The government of Taiwan has signaled plans to bar crypto from its 2024 presidential elections. The move aims to curb bribery and corrupt practices. The nation’s Supreme Court has prosecuted over 1,3000 cases of election bribery in the past year.
The Taiwanese Ministry of Justice has decried the increasing cases of election bribery and corrupt practices in the country. The agency says bad actors have devised various means of bribing corrupt officials, including via bitcoin (BTC) and other digital currencies.
The authorities claim that residents have received over 1,254 billion yuan in rewards for reporting suspected cases of bribery to law enforcement agents since 2000, and the apex court has successfully prosecuted 1,335 bribery cases related to the country’s nine-in-one election of 2022.
Some of the corrupt officials punished include Tainan City Council Speaker Qui Lili, and Deputy Speaker Lin Zhizhan, amongst others.
The ministry has made it clear that virtual currencies like bitcoin and ether (ETH) and other emerging platforms, including Line Pay, Pi Wallet, and Jiekou Payment, may serve as effective tools for election bribery.
Against that backdrop, Taiwanese authorities are now collaborating to ensure these innovative payment methods are not used in the country’s presidential election slated for next Jan.
Despite their alleged use by bad actors for the wrong purposes, several politicians in the United States have recently accepted crypto donations during electioneering campaigns.

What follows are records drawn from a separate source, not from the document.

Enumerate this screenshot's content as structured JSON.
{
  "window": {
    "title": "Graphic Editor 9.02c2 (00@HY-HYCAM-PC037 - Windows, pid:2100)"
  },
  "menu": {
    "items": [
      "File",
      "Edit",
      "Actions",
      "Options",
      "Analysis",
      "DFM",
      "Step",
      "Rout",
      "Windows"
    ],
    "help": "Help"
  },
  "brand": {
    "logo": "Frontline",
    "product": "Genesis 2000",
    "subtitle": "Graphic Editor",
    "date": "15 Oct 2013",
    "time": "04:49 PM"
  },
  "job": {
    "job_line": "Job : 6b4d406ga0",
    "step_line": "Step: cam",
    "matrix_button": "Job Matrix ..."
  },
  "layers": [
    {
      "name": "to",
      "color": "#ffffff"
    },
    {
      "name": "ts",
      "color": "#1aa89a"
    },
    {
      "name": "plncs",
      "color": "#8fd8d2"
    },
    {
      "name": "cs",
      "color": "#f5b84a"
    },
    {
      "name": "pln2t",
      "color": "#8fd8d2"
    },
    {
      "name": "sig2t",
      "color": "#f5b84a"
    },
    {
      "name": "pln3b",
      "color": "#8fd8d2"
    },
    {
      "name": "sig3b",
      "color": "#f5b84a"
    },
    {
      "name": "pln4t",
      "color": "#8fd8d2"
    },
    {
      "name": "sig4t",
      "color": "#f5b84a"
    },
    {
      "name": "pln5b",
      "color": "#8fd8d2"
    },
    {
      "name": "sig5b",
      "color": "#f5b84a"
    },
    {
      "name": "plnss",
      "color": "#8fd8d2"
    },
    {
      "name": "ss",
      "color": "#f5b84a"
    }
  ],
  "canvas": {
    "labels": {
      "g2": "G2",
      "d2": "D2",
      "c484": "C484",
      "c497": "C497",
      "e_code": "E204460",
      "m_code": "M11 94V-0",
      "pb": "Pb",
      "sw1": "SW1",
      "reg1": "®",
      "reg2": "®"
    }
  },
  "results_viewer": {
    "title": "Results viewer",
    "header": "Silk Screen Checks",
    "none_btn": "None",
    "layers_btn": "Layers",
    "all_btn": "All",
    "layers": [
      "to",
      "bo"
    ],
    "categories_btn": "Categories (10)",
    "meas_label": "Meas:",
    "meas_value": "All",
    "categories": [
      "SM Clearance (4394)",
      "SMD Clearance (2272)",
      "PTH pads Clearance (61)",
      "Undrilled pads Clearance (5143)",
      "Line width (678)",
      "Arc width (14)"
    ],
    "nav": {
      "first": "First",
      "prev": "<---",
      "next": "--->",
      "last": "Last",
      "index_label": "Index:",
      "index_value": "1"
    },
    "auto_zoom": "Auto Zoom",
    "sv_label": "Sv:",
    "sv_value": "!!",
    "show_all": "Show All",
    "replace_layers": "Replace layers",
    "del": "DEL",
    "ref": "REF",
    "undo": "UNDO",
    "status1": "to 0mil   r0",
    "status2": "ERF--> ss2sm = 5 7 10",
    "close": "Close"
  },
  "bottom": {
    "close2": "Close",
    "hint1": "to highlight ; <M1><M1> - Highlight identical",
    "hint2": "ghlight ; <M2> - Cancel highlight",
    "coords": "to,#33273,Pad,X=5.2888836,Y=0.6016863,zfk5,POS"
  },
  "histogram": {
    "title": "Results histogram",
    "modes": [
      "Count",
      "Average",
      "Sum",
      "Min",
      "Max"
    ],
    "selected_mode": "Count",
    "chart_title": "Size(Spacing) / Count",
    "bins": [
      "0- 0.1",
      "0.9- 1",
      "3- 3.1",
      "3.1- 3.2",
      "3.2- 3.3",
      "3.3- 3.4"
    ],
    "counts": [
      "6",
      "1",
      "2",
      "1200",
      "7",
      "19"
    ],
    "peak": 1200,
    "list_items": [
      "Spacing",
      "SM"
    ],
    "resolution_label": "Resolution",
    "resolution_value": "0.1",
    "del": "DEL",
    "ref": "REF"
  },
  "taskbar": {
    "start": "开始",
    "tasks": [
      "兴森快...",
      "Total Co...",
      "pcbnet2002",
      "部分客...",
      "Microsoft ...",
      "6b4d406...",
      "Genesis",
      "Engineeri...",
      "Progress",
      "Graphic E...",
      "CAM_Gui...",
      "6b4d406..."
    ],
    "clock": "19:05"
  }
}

Blockchain-based voting has also been explored across various jurisdictions in the past.